| DATA UNDER STUDY |
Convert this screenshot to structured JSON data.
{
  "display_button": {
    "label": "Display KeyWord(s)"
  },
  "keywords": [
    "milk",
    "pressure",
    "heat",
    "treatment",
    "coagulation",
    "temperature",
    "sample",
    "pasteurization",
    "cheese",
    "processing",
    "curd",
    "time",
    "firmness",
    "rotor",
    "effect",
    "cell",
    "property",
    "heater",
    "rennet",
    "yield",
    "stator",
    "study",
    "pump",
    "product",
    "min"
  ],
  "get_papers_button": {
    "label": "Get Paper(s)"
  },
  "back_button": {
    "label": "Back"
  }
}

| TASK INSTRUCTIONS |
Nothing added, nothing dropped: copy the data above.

| ANSWER TO THIS PROBLEM |
Convert this screenshot to structured JSON data.
{
  "display_button": {
    "label": "Display KeyWord(s)"
  },
  "keywords": [
    "milk",
    "pressure",
    "heat",
    "treatment",
    "coagulation",
    "temperature",
    "sample",
    "pasteurization",
    "cheese",
    "processing",
    "curd",
    "time",
    "firmness",
    "rotor",
    "effect",
    "cell",
    "property",
    "heater",
    "rennet",
    "yield",
    "stator",
    "study",
    "pump",
    "product",
    "min"
  ],
  "get_papers_button": {
    "label": "Get Paper(s)"
  },
  "back_button": {
    "label": "Back"
  }
}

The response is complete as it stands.